__WHAT NEEDS TO BE DONE__
When a record holds a picture, leave the picture out and copy everything else exactly.

__EXTRACTED RECORDS__
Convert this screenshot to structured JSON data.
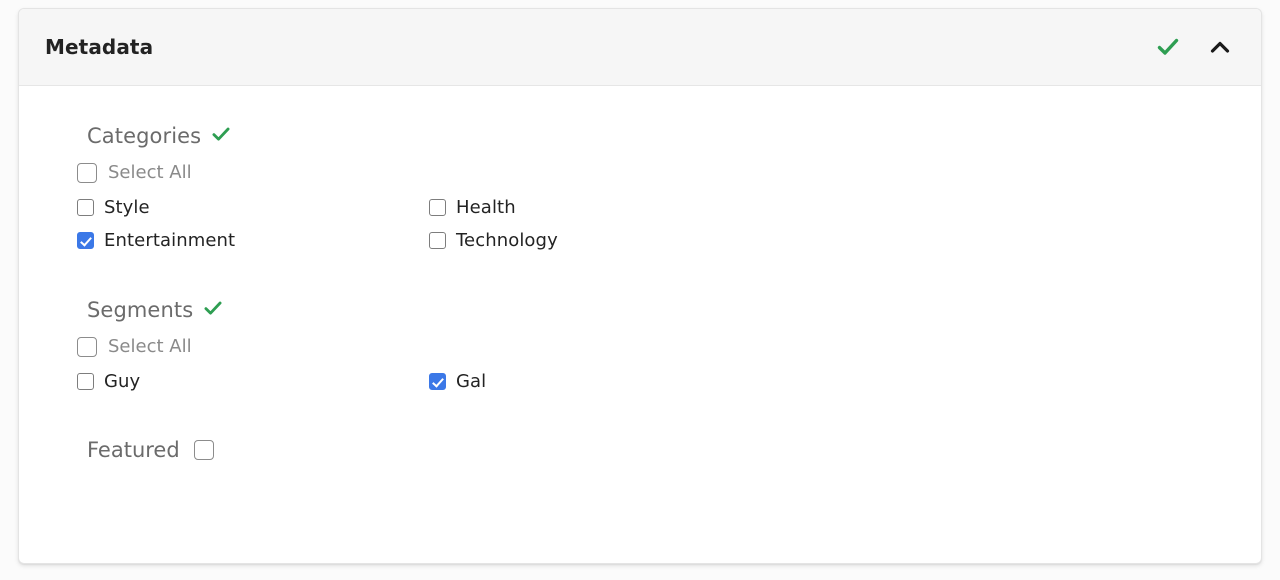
{
  "card": {
    "title": "Metadata",
    "header_icons": [
      {
        "name": "check-icon",
        "glyph": "check",
        "color": "#2e9e52"
      },
      {
        "name": "chevron-up-icon",
        "glyph": "chevron-up",
        "color": "#1a1a1a"
      }
    ]
  },
  "sections": [
    {
      "title": "Categories",
      "status_icon": "check-icon",
      "status_color": "#2e9e52",
      "select_all": {
        "label": "Select All",
        "checked": false
      },
      "options": [
        {
          "label": "Style",
          "checked": false
        },
        {
          "label": "Health",
          "checked": false
        },
        {
          "label": "Entertainment",
          "checked": true
        },
        {
          "label": "Technology",
          "checked": false
        }
      ]
    },
    {
      "title": "Segments",
      "status_icon": "check-icon",
      "status_color": "#2e9e52",
      "select_all": {
        "label": "Select All",
        "checked": false
      },
      "options": [
        {
          "label": "Guy",
          "checked": false
        },
        {
          "label": "Gal",
          "checked": true
        }
      ]
    }
  ],
  "featured": {
    "label": "Featured",
    "checked": false
  },
  "colors": {
    "accent_checked": "#3b78e7",
    "status_green": "#2e9e52",
    "title_text": "#232323",
    "muted_text": "#6b6b6b",
    "card_header_bg": "#f6f6f6",
    "page_bg": "#fbfbfb"
  }
}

__RESPONSE__
Convert this screenshot to structured JSON data.
{
  "card": {
    "title": "Metadata",
    "header_icons": [
      {
        "name": "check-icon",
        "glyph": "check",
        "color": "#2e9e52"
      },
      {
        "name": "chevron-up-icon",
        "glyph": "chevron-up",
        "color": "#1a1a1a"
      }
    ]
  },
  "sections": [
    {
      "title": "Categories",
      "status_icon": "check-icon",
      "status_color": "#2e9e52",
      "select_all": {
        "label": "Select All",
        "checked": false
      },
      "options": [
        {
          "label": "Style",
          "checked": false
        },
        {
          "label": "Health",
          "checked": false
        },
        {
          "label": "Entertainment",
          "checked": true
        },
        {
          "label": "Technology",
          "checked": false
        }
      ]
    },
    {
      "title": "Segments",
      "status_icon": "check-icon",
      "status_color": "#2e9e52",
      "select_all": {
        "label": "Select All",
        "checked": false
      },
      "options": [
        {
          "label": "Guy",
          "checked": false
        },
        {
          "label": "Gal",
          "checked": true
        }
      ]
    }
  ],
  "featured": {
    "label": "Featured",
    "checked": false
  },
  "colors": {
    "accent_checked": "#3b78e7",
    "status_green": "#2e9e52",
    "title_text": "#232323",
    "muted_text": "#6b6b6b",
    "card_header_bg": "#f6f6f6",
    "page_bg": "#fbfbfb"
  }
}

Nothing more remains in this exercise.